Dellinger, M., Gaillardet, J., Bouchez, J., Calmels, D., Galy, V., Hilton, R. G., Louvat, P. & France-Lanord, C. Lithium isotopes in large rivers reveal the cannibalistic nature of modern continental weathering and erosion. Earth and Planetary Science Letters. 2014;401:359-372.

Author(s) from Durham

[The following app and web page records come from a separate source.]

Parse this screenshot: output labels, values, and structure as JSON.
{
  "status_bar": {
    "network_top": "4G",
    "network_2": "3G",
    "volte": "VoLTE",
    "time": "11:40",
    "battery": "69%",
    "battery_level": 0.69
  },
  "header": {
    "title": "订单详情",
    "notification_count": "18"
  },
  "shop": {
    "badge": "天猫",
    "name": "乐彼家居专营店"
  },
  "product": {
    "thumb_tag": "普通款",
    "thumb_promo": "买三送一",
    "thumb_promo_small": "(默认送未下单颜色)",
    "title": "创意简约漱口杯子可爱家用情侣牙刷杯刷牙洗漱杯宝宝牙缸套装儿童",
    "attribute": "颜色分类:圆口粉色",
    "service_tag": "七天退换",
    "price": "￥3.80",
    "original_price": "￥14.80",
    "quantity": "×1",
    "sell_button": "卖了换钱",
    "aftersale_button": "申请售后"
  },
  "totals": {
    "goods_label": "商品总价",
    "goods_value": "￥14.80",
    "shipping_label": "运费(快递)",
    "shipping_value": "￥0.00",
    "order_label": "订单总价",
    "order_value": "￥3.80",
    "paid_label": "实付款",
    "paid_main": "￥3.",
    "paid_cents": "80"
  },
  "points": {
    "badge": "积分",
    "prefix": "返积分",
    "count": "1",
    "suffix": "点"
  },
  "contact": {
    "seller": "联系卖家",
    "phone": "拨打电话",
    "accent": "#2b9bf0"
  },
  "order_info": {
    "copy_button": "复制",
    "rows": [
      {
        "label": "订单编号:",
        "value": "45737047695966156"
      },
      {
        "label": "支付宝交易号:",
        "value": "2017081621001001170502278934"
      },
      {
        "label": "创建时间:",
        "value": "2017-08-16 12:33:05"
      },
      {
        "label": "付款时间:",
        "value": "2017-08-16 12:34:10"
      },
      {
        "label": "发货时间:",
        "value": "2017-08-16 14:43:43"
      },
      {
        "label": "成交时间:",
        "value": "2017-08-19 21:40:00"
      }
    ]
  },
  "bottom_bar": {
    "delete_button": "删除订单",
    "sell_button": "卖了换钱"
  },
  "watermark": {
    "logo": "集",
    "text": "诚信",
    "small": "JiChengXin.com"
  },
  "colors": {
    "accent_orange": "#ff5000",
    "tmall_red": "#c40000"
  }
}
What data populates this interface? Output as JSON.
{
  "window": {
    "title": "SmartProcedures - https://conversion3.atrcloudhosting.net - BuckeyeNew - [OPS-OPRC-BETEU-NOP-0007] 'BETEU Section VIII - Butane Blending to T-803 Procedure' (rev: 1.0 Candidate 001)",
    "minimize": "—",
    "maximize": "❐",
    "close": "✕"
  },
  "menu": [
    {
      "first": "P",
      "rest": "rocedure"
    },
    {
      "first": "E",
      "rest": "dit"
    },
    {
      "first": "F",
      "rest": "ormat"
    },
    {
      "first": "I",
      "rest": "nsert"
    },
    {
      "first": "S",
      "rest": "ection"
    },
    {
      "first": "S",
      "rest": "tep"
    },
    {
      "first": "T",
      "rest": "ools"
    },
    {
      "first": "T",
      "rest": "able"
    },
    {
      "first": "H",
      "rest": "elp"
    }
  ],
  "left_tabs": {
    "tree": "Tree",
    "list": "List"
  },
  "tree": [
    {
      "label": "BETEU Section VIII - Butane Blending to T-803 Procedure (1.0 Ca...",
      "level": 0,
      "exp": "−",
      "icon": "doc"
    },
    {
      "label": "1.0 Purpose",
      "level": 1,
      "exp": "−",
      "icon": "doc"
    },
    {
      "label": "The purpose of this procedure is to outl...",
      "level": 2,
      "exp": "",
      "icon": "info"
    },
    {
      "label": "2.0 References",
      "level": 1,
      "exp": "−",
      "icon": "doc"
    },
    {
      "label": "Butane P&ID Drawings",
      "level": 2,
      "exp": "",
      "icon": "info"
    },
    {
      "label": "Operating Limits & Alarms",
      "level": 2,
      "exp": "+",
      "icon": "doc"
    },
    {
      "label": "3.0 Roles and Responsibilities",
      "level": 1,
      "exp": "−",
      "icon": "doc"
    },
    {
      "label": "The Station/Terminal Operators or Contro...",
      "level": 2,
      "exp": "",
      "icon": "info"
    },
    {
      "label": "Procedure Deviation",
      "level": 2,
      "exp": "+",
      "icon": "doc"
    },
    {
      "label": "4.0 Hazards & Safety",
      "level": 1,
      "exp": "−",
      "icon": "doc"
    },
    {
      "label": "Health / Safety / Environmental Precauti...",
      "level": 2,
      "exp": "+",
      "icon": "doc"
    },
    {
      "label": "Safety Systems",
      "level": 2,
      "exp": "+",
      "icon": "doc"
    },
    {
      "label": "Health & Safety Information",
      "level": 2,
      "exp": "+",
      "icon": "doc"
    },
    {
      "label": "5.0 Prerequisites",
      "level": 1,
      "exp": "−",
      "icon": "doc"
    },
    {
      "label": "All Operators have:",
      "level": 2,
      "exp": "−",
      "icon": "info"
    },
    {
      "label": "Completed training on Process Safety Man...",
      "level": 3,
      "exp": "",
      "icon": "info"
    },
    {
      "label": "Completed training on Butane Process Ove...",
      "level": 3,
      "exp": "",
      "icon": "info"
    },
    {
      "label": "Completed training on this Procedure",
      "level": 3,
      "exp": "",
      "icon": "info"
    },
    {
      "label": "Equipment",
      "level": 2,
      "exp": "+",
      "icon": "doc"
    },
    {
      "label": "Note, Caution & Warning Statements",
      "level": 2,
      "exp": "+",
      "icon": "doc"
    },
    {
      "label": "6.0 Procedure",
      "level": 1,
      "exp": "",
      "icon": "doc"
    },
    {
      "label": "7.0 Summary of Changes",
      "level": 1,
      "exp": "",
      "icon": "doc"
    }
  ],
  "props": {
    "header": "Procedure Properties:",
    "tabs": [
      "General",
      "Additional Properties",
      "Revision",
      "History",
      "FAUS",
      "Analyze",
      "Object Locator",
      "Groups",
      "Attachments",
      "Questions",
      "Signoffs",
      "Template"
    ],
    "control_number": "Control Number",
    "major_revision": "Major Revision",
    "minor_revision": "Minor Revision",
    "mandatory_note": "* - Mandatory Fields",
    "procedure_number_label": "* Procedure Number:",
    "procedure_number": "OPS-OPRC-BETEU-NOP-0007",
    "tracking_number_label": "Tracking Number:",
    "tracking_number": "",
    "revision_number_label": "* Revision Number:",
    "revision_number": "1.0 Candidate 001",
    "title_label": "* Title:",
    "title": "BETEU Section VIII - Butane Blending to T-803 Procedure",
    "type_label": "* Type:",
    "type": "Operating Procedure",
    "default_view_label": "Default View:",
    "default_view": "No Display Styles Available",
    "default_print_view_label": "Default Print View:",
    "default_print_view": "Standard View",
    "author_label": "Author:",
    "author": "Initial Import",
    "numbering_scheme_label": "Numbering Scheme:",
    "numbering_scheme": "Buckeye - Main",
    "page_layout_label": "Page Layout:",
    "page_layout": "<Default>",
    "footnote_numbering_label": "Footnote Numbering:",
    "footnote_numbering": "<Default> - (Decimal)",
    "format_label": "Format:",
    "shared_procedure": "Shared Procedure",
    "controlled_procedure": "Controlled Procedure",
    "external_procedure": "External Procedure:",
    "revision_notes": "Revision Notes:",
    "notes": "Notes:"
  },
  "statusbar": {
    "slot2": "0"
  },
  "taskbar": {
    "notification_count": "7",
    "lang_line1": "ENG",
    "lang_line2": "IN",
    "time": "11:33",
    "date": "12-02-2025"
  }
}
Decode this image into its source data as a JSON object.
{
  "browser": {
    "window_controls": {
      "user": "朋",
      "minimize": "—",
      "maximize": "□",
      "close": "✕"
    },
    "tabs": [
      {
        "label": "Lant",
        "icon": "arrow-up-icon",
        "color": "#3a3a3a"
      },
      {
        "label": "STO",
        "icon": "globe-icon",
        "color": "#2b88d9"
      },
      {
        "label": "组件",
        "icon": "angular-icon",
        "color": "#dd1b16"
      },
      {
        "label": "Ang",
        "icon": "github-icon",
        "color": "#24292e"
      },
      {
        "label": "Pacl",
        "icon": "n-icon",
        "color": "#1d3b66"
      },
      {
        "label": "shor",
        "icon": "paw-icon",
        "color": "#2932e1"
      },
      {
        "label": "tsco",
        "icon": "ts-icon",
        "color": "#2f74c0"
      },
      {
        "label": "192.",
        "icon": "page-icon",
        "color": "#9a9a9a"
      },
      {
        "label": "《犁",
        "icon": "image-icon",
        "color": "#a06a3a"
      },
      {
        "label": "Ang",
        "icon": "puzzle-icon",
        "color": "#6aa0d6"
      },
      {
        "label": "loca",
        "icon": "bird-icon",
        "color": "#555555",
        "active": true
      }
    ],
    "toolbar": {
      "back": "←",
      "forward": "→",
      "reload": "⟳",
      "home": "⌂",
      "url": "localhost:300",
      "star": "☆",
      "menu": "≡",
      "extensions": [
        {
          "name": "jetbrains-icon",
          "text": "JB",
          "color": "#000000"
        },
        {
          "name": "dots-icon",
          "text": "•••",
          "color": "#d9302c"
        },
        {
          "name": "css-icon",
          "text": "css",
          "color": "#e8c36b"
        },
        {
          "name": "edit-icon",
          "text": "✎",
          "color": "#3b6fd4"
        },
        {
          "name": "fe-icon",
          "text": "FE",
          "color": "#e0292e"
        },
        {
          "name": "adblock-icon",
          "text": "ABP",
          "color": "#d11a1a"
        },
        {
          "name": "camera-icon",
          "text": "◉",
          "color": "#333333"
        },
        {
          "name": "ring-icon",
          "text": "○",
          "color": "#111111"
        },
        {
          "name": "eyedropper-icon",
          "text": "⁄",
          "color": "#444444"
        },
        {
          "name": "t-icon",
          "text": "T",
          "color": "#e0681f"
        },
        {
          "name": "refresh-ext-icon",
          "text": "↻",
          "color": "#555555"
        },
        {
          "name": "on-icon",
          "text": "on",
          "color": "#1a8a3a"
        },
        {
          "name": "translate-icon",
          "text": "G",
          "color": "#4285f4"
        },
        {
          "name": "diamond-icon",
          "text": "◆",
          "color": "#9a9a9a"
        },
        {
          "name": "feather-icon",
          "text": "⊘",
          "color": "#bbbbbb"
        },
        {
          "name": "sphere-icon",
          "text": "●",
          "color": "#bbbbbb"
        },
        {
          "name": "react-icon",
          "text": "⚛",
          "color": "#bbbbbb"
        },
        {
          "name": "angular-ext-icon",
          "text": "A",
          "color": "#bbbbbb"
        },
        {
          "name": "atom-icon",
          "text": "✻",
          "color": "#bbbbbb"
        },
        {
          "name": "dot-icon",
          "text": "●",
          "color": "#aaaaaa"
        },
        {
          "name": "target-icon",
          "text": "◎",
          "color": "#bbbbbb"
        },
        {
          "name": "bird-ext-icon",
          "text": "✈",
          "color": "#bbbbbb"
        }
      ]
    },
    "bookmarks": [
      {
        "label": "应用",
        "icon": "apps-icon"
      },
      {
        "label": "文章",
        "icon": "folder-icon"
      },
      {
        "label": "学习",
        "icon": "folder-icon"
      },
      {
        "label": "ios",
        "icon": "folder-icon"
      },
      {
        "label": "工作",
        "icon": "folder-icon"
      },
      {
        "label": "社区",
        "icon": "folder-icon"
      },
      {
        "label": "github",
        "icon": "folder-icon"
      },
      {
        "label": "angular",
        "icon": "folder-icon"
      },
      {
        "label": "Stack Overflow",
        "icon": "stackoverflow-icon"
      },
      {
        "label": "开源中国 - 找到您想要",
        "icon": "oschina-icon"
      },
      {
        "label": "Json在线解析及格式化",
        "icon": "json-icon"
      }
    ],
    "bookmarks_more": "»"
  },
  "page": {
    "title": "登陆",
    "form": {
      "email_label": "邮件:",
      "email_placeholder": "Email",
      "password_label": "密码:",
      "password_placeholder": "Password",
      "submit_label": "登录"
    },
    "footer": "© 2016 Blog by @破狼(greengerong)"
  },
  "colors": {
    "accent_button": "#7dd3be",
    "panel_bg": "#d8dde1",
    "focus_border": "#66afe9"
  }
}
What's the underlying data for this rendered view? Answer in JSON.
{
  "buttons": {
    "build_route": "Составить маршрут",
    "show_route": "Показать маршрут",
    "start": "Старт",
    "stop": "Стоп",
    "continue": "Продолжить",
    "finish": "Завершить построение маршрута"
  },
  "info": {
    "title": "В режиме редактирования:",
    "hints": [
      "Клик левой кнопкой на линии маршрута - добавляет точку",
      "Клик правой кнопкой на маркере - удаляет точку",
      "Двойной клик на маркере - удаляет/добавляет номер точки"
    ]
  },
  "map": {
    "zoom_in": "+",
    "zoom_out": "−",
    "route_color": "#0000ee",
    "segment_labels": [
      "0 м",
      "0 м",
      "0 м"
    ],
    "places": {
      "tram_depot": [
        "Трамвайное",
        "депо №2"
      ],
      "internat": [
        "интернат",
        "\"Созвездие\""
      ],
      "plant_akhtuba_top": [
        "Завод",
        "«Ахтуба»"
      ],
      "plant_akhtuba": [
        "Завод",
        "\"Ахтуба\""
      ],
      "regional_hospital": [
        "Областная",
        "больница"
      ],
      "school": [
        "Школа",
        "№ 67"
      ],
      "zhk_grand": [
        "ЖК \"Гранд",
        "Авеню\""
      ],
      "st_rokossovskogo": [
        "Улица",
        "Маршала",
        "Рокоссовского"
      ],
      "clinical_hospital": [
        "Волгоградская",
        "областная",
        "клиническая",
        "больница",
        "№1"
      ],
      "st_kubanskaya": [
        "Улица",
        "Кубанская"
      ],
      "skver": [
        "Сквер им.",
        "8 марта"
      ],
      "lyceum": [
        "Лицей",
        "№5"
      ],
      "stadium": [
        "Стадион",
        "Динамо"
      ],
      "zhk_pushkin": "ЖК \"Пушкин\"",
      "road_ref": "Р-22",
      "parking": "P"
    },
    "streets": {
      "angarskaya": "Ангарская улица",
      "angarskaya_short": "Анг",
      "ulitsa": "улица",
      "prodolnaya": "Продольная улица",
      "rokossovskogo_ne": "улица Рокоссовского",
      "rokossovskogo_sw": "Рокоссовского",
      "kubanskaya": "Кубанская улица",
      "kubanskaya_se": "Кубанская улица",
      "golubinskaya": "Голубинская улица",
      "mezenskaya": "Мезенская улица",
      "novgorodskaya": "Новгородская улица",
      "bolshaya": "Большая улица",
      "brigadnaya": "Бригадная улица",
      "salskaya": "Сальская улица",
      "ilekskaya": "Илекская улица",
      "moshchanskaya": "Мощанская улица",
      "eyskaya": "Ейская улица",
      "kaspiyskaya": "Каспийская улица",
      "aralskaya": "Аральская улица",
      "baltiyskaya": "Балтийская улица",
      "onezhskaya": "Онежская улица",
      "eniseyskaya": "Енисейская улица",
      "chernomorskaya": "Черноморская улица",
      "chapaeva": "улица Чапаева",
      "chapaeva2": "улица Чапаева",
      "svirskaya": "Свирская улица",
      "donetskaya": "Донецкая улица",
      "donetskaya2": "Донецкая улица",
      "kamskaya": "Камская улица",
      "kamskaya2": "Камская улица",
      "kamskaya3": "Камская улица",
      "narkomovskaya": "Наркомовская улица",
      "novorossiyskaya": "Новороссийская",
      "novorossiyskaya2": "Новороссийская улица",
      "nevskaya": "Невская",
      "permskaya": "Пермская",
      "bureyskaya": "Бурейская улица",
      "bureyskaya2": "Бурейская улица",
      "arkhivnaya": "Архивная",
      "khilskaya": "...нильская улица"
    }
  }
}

The erosion of major mountain ranges is thought to be largely cannibalistic, recycling sediments that were deposited in the ocean or on the continents prior to mountain uplift. Despite this recognition, it has not yet been possible to quantify the amount of recycled material that is presently transported by rivers to the ocean. Here, we have analyzed the Li content and isotope composition (View the MathML source) of suspended sediments sampled along river depth profiles and bed sands in three of the largest Earth's river systems (Amazon, Mackenzie and Ganga–Brahmaputra rivers). The View the MathML source values of river-sediments transported by these rivers range from +5.3 to −3.6‰ and decrease with sediment grain size. We interpret these variations as reflecting a mixture of unweathered rock fragments (preferentially transported at depth in the coarse fraction) and present-day weathering products (preferentially transported at the surface in the finest fraction). Only the finest surface sediments contain the complementary reservoir of Li solubilized by water–rock interactions within the watersheds. Li isotopes also show that river bed sands can be interpreted as a mixture between unweathered fragments of igneous and sedimentary rocks. A mass budget approach, based on Li isotopes, Li/Al and Na/Al ratios, solved by an inverse method allows us to estimate that, for the large rivers analyzed here, the part of solid weathering products formed by present-day weathering reactions and transported to the ocean do not exceed 35%. Li isotopes also show that the sediments transported by the Amazon, Mackenzie and Ganga–Brahmaputra river systems are mostly sourced from sedimentary rocks (>60%) rather than igneous rocks. This study shows that Li isotopes in the river particulate load are a good proxy for quantifying both the erosional rock sources and the fingerprint of present-day weathering processes. Overall, Li isotopes in river sediments confirm the cannibalistic nature of erosion and weathering.